◆ EXERCISE
A single number is expected: the count of lines in the entries below that contain "Downloads".

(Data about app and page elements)
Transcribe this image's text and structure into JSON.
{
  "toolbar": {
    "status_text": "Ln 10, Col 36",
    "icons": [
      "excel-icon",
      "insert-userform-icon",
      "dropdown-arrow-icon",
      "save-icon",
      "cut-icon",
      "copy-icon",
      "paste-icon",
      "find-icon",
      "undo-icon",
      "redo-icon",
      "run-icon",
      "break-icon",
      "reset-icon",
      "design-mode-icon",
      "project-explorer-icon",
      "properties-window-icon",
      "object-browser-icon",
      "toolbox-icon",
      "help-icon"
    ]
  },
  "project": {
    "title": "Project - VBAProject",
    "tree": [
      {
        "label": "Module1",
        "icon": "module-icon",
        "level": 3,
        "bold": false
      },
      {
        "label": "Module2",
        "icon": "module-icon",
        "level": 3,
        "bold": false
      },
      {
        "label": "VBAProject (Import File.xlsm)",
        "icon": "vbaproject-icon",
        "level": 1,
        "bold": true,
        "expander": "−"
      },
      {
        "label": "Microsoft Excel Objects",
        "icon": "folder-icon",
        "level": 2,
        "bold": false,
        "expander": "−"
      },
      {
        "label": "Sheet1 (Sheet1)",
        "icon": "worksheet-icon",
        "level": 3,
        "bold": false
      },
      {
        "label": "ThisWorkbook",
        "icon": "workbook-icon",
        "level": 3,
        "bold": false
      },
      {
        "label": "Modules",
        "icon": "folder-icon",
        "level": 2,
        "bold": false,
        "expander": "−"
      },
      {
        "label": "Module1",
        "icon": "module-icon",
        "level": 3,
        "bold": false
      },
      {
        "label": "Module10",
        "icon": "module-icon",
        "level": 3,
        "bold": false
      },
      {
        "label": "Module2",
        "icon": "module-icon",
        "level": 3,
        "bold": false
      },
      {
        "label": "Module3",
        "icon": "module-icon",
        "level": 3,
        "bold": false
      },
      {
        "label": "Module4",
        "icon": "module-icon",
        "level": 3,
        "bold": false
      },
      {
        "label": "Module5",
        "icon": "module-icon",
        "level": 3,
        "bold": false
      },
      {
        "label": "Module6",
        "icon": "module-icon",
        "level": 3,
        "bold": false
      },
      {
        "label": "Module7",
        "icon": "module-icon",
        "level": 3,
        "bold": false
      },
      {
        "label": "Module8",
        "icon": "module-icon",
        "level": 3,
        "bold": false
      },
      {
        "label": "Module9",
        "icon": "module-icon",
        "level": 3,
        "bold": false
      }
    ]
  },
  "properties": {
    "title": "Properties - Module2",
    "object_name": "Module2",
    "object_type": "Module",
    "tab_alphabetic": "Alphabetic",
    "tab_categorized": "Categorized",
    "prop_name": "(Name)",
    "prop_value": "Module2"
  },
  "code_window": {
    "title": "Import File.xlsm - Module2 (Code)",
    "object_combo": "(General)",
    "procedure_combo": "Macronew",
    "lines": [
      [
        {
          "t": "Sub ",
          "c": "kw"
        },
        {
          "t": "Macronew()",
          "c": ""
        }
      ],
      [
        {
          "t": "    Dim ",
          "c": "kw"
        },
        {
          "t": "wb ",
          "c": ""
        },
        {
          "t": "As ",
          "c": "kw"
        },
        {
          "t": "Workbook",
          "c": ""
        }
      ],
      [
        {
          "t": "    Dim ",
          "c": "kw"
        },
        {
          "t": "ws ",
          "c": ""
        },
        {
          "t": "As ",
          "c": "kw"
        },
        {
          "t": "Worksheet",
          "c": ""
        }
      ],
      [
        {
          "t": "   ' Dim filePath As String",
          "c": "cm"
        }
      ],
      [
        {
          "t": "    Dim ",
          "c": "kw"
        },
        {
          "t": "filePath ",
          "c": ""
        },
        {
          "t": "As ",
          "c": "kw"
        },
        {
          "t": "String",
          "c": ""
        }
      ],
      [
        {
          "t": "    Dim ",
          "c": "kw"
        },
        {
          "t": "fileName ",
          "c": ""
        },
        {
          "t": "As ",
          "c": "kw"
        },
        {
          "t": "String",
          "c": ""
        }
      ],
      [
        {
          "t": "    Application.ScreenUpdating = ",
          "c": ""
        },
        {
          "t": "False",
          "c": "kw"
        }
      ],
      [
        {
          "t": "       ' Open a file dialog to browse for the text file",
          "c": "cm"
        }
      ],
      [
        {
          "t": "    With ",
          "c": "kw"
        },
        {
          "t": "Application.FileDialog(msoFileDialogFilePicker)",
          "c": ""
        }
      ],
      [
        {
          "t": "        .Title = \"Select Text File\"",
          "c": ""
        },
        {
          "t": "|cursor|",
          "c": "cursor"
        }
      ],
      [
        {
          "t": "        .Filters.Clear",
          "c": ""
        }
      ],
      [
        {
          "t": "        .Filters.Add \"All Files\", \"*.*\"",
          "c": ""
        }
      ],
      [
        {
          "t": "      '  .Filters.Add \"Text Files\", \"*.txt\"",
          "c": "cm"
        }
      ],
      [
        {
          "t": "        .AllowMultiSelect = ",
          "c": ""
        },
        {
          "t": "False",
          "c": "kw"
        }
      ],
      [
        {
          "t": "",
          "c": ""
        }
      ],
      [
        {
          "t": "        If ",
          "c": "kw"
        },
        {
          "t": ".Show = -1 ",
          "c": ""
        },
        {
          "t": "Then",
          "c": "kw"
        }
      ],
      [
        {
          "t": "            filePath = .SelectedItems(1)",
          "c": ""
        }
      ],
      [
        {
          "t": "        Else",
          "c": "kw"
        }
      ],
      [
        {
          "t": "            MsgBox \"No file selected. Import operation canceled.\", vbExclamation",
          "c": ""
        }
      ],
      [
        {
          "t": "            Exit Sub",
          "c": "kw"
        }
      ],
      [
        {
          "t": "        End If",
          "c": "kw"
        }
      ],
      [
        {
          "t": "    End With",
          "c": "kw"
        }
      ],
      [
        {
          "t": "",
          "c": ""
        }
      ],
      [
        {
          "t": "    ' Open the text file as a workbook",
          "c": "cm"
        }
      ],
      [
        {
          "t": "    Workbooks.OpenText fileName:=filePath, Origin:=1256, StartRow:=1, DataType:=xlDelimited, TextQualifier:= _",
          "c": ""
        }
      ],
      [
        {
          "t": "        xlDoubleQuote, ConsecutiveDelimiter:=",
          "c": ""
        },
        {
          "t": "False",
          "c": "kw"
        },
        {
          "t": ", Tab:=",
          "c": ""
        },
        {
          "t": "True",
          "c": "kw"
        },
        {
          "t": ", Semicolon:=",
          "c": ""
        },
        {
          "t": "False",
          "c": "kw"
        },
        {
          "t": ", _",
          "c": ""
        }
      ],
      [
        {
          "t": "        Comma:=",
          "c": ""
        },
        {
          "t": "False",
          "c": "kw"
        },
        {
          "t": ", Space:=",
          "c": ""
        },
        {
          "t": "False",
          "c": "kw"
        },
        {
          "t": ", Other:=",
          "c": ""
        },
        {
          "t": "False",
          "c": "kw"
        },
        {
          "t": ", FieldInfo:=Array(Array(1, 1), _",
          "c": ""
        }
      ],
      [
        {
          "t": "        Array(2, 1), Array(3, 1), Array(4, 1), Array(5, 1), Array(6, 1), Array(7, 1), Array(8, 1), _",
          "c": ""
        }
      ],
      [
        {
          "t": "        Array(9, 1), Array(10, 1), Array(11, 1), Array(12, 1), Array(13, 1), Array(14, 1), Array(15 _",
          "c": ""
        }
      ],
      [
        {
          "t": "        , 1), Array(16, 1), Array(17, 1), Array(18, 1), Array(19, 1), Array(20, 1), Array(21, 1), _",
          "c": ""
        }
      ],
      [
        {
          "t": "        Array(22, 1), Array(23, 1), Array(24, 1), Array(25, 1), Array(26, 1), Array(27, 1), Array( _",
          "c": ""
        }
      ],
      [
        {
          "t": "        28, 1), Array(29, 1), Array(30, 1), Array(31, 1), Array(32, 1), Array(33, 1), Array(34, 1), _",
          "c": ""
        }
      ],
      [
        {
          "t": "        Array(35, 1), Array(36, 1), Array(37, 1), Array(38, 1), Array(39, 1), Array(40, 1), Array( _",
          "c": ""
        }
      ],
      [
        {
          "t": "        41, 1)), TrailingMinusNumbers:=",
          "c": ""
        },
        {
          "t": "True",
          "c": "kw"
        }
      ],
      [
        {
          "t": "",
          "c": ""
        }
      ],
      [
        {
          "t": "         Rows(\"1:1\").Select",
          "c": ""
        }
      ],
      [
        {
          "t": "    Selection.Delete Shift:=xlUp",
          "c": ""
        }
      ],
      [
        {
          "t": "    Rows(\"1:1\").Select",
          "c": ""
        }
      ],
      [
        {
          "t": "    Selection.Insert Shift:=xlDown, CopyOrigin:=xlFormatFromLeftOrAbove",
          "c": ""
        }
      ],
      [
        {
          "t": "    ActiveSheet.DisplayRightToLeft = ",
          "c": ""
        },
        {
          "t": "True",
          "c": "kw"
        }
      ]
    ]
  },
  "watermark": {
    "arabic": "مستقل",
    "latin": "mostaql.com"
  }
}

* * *

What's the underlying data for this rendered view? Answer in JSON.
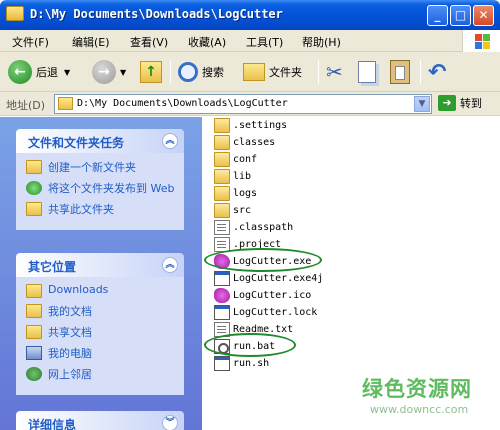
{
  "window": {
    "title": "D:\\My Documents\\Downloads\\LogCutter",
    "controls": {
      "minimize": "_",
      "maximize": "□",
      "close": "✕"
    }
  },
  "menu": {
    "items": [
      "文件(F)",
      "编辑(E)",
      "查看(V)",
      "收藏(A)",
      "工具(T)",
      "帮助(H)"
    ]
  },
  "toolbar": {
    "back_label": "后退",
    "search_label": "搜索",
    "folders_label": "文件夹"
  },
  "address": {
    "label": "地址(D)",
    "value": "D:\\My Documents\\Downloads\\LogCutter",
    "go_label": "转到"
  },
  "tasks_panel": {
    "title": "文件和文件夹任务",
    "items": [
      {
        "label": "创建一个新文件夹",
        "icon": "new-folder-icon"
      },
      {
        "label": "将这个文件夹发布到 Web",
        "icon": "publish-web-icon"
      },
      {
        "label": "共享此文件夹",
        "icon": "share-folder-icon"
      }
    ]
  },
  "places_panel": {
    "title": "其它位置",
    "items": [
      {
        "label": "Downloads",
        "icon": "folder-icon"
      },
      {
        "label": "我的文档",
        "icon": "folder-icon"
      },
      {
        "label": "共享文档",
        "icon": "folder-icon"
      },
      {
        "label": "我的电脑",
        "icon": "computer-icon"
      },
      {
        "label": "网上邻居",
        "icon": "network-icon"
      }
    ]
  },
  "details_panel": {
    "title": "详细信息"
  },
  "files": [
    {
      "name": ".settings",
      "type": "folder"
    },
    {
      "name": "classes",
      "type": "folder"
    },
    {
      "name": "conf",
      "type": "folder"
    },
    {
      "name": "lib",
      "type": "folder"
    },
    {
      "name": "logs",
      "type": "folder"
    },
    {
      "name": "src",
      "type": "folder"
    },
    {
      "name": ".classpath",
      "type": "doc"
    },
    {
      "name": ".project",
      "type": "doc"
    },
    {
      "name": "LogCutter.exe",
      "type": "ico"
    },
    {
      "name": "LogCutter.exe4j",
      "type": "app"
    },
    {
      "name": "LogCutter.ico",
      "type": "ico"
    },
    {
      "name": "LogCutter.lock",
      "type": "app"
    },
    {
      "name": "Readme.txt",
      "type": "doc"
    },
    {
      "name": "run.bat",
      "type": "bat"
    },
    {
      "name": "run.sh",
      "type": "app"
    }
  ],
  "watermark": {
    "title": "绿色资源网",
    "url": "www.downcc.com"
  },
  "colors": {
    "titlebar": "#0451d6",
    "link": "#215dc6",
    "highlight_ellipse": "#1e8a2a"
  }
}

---

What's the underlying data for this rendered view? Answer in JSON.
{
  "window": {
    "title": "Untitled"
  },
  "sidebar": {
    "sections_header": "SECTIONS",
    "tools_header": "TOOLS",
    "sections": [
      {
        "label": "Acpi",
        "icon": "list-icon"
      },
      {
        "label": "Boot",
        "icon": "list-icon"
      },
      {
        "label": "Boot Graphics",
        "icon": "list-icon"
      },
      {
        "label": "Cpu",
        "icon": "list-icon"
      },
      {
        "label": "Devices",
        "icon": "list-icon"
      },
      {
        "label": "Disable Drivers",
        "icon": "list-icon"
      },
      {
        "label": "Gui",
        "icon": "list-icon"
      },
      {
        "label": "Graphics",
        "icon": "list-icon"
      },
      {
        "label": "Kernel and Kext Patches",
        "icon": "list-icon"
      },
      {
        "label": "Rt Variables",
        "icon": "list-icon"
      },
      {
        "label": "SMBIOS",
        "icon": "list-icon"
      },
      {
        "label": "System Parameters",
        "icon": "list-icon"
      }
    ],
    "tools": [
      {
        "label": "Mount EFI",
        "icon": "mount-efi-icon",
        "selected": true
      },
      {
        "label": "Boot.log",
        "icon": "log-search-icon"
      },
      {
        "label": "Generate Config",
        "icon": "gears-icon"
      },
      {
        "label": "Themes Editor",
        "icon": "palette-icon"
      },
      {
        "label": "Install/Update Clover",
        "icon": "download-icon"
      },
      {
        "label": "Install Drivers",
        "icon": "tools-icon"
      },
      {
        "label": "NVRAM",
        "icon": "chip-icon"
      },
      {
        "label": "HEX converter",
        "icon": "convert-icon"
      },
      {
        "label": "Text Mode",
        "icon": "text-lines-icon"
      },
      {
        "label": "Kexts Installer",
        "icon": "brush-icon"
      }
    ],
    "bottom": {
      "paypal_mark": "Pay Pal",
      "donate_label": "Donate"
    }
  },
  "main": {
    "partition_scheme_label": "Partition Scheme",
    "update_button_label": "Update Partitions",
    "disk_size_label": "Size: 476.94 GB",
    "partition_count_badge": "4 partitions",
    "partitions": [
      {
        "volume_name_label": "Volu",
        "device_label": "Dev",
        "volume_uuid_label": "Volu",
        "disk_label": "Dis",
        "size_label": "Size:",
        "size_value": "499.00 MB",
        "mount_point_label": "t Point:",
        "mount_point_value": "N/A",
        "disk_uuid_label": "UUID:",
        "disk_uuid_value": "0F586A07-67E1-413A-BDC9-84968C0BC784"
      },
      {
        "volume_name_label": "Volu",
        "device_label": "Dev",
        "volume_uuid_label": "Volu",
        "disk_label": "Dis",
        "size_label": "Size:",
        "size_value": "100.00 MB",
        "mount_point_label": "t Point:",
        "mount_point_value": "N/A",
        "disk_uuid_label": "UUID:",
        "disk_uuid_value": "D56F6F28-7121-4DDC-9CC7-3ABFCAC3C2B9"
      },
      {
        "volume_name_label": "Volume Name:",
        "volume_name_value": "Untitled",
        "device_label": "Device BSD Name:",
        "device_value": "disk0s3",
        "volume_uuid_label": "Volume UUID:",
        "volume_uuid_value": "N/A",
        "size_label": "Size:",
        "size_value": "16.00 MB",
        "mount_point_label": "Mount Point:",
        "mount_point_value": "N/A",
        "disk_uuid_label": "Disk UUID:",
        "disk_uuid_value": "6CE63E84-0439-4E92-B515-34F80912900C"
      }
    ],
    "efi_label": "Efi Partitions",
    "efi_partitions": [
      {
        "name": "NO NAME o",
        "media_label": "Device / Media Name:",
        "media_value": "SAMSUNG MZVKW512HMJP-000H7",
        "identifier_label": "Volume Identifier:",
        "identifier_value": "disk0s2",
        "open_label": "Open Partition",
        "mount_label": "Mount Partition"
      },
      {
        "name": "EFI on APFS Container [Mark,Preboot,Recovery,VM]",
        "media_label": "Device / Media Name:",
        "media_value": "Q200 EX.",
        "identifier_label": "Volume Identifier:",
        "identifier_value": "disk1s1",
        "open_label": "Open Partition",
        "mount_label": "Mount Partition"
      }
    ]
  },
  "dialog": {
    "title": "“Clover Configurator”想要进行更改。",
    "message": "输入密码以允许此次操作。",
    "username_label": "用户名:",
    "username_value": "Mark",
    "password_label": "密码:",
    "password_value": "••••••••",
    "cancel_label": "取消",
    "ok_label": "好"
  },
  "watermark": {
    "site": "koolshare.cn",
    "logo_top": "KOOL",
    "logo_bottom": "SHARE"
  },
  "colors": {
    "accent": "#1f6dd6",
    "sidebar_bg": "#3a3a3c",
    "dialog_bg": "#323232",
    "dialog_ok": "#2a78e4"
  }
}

◆ TASK ANSWER
3